For years, cyclists thought the road to mountain biking superiority was paved with body armor and motorcycle-like shocks. It's only recently that mountain bikers have realized that this war of escalating suspension is unwinnable. If you have five inches of suspension, I can get a bike with six. And then you'll get a bike with seven.
This way madness lies.
The answer to this MTB one-upsmanship? Go the other direction. Trendsetters in the mountain bike scene are now rejecting derailleurs, suspension, and lightweight materials in favor of old-school cool.
The problem is, rigid, steel, single-speed bikes already over the place. What's left for the trend-setting retro-grouch to do?
I'm glad you asked. There are still plenty of ways you can shun technological progress to impress your friends. Just follow these simple tips:
OK, fine. You've shunned carbon fiber and even aluminum in favor of good ol' fashioned steel. Good for you. But you know, as long as your bike is made of hollow tubes, you haven't really embraced the material. For your next bike, go with solid steel. Demand that your frame weigh no less than 40 pounds. Ideally, you should have your frame cut out of a solid block of iron, or poured into a bronze mould. Imagine a steel bike with no welds. Beautiful.
But don't let it end there. Are your tires really filled with air? You may as well fill them with helium, you weight weenie. If you really want to convince your friends that you're after a pure, simple experience on your bike, you'll cut out all the complex gymnastics required to keep a tire inflated, and will go with a solid rubber tire -- like the kind wheelchairs use, but with more tread.
Just think: no more tubes, no more rim strips, no more pumps, no more flats right in the middle of the road. And all at a weight penalty of only six pounds of rolling weight. Per wheel.
It's totally worth it, though, because you're keeping it simple.
Did you know that disc brakes have 93 moving parts? Well, they do! Or at least, I'm guessing they do. The fact is, I have never met a human being who really understands how disc brakes work, and we're all so terrified of breaking them that we've never found out for sure. Most right-thinking people believe they are made from technology recovered from alien space ships.
So ask yourself this question: Do disc brakes belong on your bike?
The answer, of course, is: "No."
And don't fool yourself into thinking that side-pull brakes are much simpler. Those use dark magic. As do cantilevers and coaster brakes.
For most instances, a old-school, purist mountain biker like yourself should find the whole idea of brakes laughable. Why would you want to stop? Did you hit the trail today so you could stop? No. You're here to ride.
On the off chance that you do need to stop, however -- I have heard that this is in fact occasionally necessary -- drag a foot (or, if you must, a shoe)on the ground.
If it was good enough for Fred Flintstone, it should be good enough for you.
Saddles are for Sissies
Why do you ride? So you can sit down, lazily lounging about? No. You ride so you can stand up and pedal.
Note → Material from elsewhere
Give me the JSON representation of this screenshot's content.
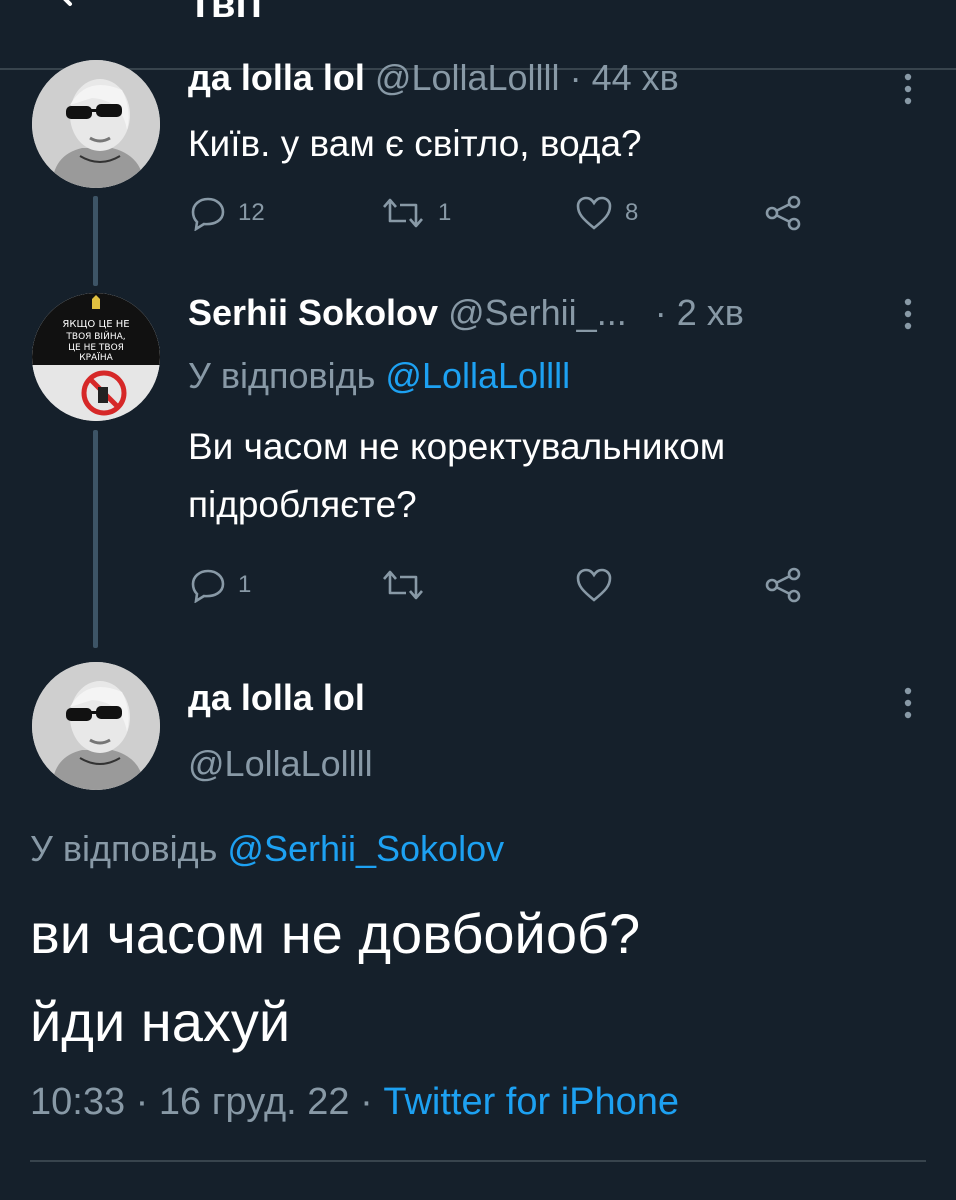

Besides, as a rigid singlespeed rider, when do you ever sit down? Not while climbing: you've got to stand up and row the bike. And not while descending, either: in the absence of suspension, you've got to use your elbows and knees to absorb the bumps.
Do yourself a favor, then, and get rid of that saddle. It's unnecessary, and it's a symbol of sloth. As a purist, you have no need of it.
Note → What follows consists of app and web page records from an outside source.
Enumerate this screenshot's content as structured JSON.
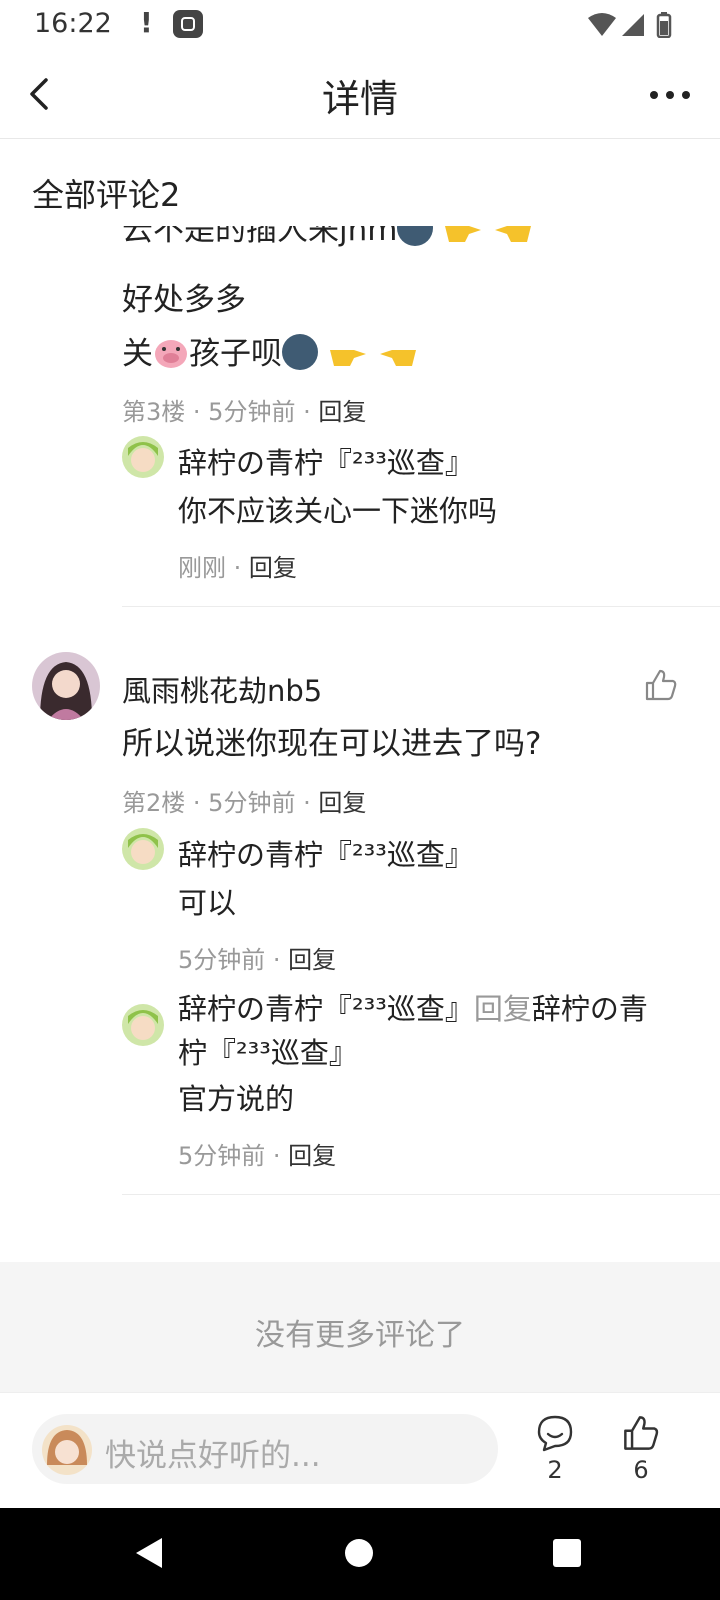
{
  "status_bar": {
    "time": "16:22",
    "alert": "!"
  },
  "header": {
    "title": "详情"
  },
  "section": {
    "all_comments": "全部评论2"
  },
  "comment3": {
    "lines": [
      "云不是的插人来jhm",
      "好处多多",
      "关",
      "孩子呗"
    ],
    "floor": "第3楼",
    "time": "5分钟前",
    "reply_label": "回复",
    "sub_replies": [
      {
        "author": "辞柠の青柠『²³³巡查』",
        "text": "你不应该关心一下迷你吗",
        "time": "刚刚",
        "reply_label": "回复"
      }
    ]
  },
  "comment2": {
    "author": "風雨桃花劫nb5",
    "text": "所以说迷你现在可以进去了吗?",
    "floor": "第2楼",
    "time": "5分钟前",
    "reply_label": "回复",
    "sub_replies": [
      {
        "author": "辞柠の青柠『²³³巡查』",
        "text": "可以",
        "time": "5分钟前",
        "reply_label": "回复"
      },
      {
        "author": "辞柠の青柠『²³³巡查』",
        "reply_word": "回复",
        "target_line1": "辞柠の青",
        "target_line2": "柠『²³³巡查』",
        "text": "官方说的",
        "time": "5分钟前",
        "reply_label": "回复"
      }
    ]
  },
  "footer": {
    "no_more": "没有更多评论了"
  },
  "bottom_bar": {
    "placeholder": "快说点好听的...",
    "comment_count": "2",
    "like_count": "6"
  },
  "icons": {
    "back": "back-arrow-icon",
    "more": "more-dots-icon",
    "like": "thumbs-up-icon",
    "comment": "comment-bubble-icon"
  },
  "colors": {
    "accent_gray": "#999999",
    "text": "#222222",
    "band": "#f5f5f5"
  }
}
Dress the Part
Most mountain bike clothing is specifically designed to look like it's not mountain bike clothing at all. And yet, underneath you've got wicking fabric, a fancy antibacterial chamois, and who knows what else, all contributing to excellent cycling functionality with a casual look.
This has got to stop.
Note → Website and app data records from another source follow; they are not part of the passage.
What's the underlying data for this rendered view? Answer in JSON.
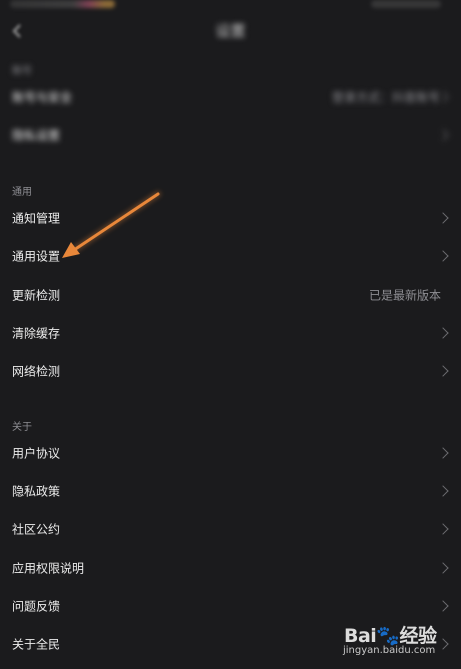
{
  "page": {
    "title": "设置"
  },
  "account_section": {
    "label": "账号",
    "rows": [
      {
        "label": "账号与安全",
        "value": "登录方式：抖音账号"
      },
      {
        "label": "隐私设置",
        "value": ""
      }
    ]
  },
  "general_section": {
    "label": "通用",
    "rows": [
      {
        "label": "通知管理",
        "value": ""
      },
      {
        "label": "通用设置",
        "value": ""
      },
      {
        "label": "更新检测",
        "value": "已是最新版本"
      },
      {
        "label": "清除缓存",
        "value": ""
      },
      {
        "label": "网络检测",
        "value": ""
      }
    ]
  },
  "about_section": {
    "label": "关于",
    "rows": [
      {
        "label": "用户协议",
        "value": ""
      },
      {
        "label": "隐私政策",
        "value": ""
      },
      {
        "label": "社区公约",
        "value": ""
      },
      {
        "label": "应用权限说明",
        "value": ""
      },
      {
        "label": "问题反馈",
        "value": ""
      },
      {
        "label": "关于全民",
        "value": ""
      }
    ]
  },
  "watermark": {
    "logo": "Bai🐾经验",
    "url": "jingyan.baidu.com"
  },
  "colors": {
    "background": "#1b1b1d",
    "arrow": "#e8873a",
    "secondary_text": "#8e8e93"
  }
}
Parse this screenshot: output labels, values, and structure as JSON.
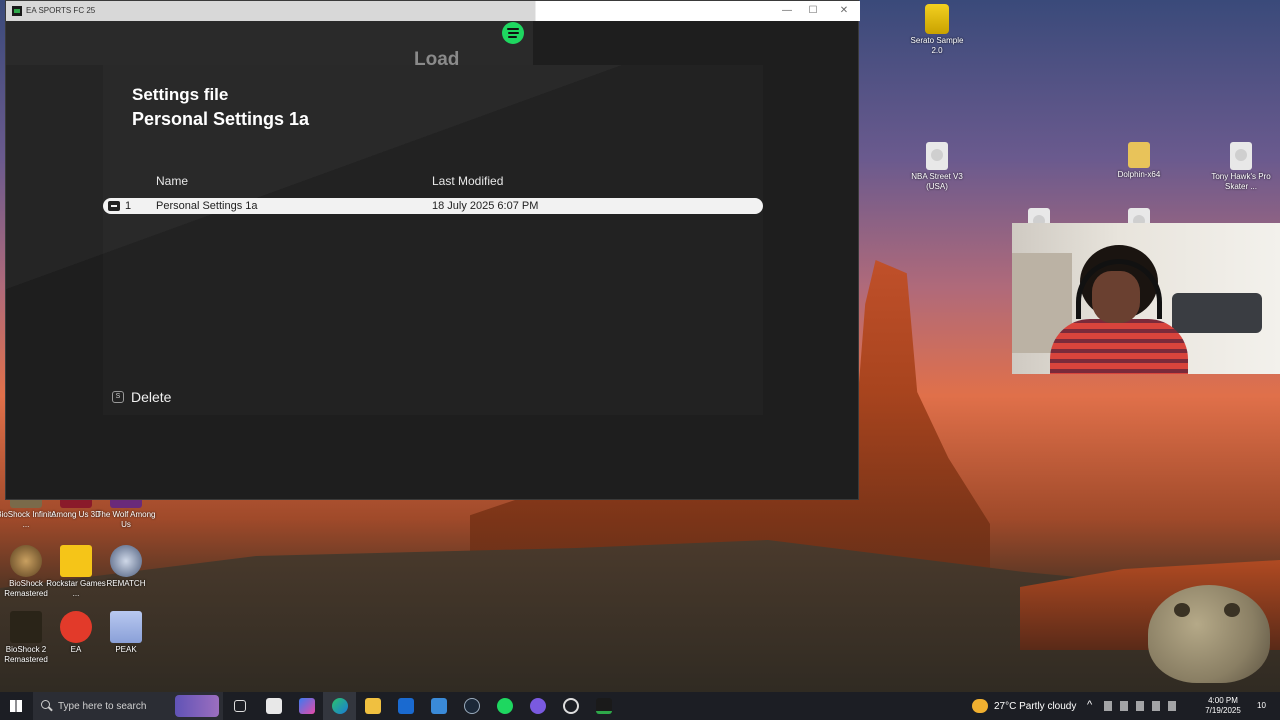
{
  "window": {
    "title": "EA SPORTS FC 25",
    "controls": {
      "minimize": "—",
      "maximize": "☐",
      "close": "✕"
    }
  },
  "screen": {
    "title": "Load",
    "settings_label": "Settings file",
    "settings_name": "Personal Settings 1a",
    "columns": {
      "name": "Name",
      "modified": "Last Modified"
    },
    "rows": [
      {
        "index": "1",
        "name": "Personal Settings 1a",
        "modified": "18 July 2025 6:07 PM"
      }
    ],
    "delete": {
      "key": "S",
      "label": "Delete"
    }
  },
  "desktop": {
    "icons_right": [
      {
        "label": "Serato Sample 2.0",
        "icon": "serato-icon"
      },
      {
        "label": "NBA Street V3 (USA)",
        "icon": "file-icon"
      },
      {
        "label": "Dolphin-x64",
        "icon": "folder-icon"
      },
      {
        "label": "Tony Hawk's Pro Skater ...",
        "icon": "file-icon"
      }
    ],
    "icons_left": [
      {
        "label": "BioShock Infinite ...",
        "icon": "bioshock-infinite-icon"
      },
      {
        "label": "Among Us 3D",
        "icon": "among-us-icon"
      },
      {
        "label": "The Wolf Among Us",
        "icon": "wolf-among-us-icon"
      },
      {
        "label": "BioShock Remastered",
        "icon": "bioshock-icon"
      },
      {
        "label": "Rockstar Games ...",
        "icon": "rockstar-icon"
      },
      {
        "label": "REMATCH",
        "icon": "rematch-icon"
      },
      {
        "label": "BioShock 2 Remastered",
        "icon": "bioshock2-icon"
      },
      {
        "label": "EA",
        "icon": "ea-icon"
      },
      {
        "label": "PEAK",
        "icon": "peak-icon"
      }
    ]
  },
  "taskbar": {
    "search_placeholder": "Type here to search",
    "weather": "27°C  Partly cloudy",
    "time": "4:00 PM",
    "date": "7/19/2025",
    "notifications": "10"
  },
  "colors": {
    "spotify": "#1ed760",
    "ea_red": "#e23a2a",
    "rockstar_yellow": "#f5c518"
  }
}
It's time to lose the lycra, polyesther, and any other synthetics. If you're going to keep it real, it's time you wear cut off jeans when you ride. Or better yet, burlap.
I guarantee, the chafing (and, most likely, bleeding) you will endure will be worth it, because you -- unlike your comfortable friends -- are no poseur.
In the same way that gorillas thump their chests and wolves bite each other on the throat, singlespeeding mountain bikers assert their dominance by asking each other what gearing they're using.
Send yourself straight to the front of the pack by setting yourself up with a 32-tooth ring in the front and a 3-tooth cog in the back. I guarantee: this 309 gear inches will impress. Especially if you can climb anything greater than a 0.05% incline.
The only problem is, as you make these changes, you can expect your friends will follow suit. Which is why you need to start working -- right now -- on building your own high-wheel MTB. A big wheel up front, a tiny wheel in the back. Kind of like those 69er singlespeeds, but much moreso.
Think about it. No chain, no gears, no freewheel, no brakes. Just a the ultimately biking experience.
Start riding one now, and watch your friends follow your lead.
Elden "Fatty" Nelson blogs as the Fat Cyclist, where he offers up insightful commentary like this most every day of the week. Fatty's current favorite bike is a steel WaltWorks, set up as a rigid singlespeed. He has not yet begun work on building a solid bronze bike, but thinks it would look unbelievably cool.